[Dataset rows describing interfaces]
>>

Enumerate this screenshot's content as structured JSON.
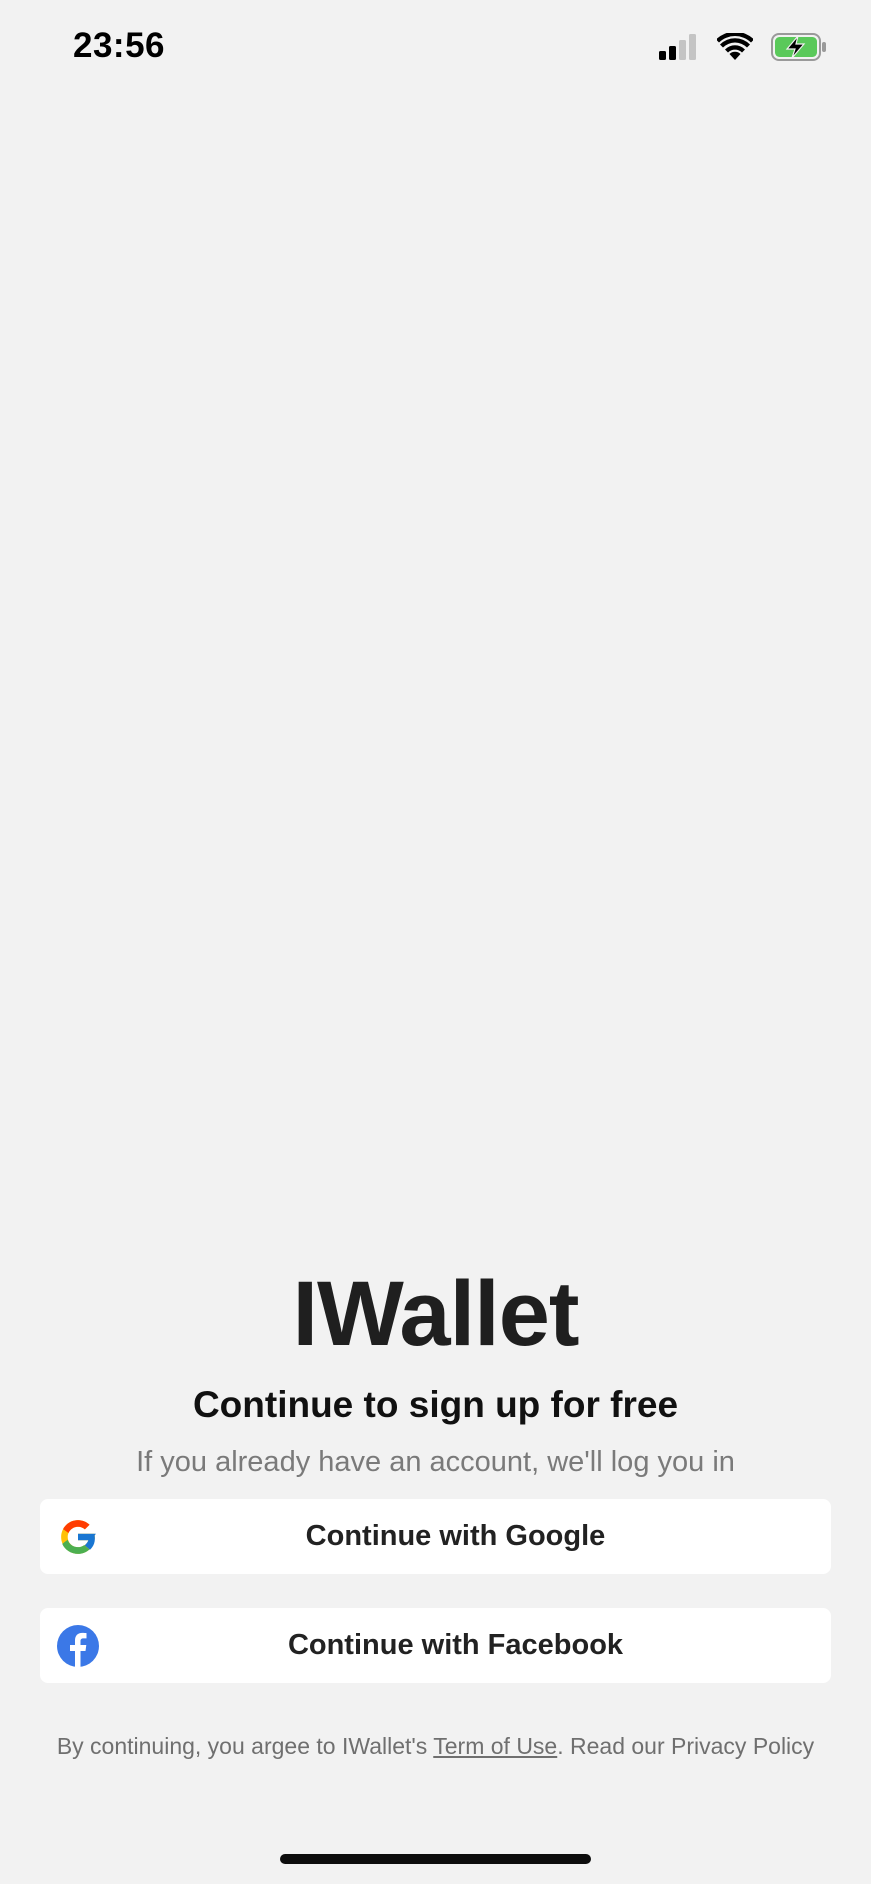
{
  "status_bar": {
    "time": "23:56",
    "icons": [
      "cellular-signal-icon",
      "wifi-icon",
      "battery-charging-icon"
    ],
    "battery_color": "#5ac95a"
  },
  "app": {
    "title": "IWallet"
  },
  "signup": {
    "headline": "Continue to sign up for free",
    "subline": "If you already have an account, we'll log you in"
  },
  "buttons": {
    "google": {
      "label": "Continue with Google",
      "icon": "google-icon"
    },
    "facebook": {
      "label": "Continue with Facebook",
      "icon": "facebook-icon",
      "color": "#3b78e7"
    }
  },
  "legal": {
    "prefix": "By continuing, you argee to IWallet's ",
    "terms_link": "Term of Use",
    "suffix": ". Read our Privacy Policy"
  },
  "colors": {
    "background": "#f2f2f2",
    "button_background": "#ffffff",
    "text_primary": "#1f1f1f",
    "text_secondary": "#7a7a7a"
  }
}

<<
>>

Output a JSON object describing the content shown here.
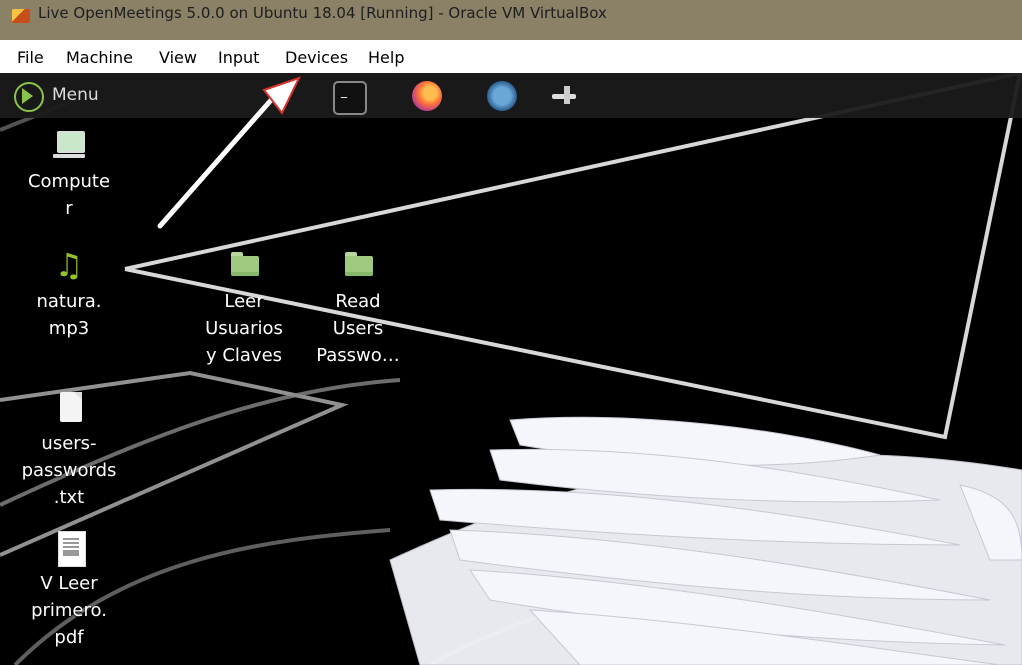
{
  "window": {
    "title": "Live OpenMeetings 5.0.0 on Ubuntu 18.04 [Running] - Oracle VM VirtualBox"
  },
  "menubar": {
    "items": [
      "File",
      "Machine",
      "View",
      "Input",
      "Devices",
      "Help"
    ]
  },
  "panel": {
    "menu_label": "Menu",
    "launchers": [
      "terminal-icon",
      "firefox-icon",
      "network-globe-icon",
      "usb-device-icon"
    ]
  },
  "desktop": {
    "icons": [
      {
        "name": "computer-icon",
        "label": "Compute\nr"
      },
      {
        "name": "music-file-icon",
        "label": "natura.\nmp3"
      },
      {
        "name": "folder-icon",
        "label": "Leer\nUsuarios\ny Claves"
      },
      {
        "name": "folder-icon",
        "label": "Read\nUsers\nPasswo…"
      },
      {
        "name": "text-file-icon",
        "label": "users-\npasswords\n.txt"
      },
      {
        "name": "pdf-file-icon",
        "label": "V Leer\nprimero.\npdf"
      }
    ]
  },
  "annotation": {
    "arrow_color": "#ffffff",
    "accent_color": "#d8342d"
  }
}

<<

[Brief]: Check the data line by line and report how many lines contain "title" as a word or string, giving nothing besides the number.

[Task solution]: 2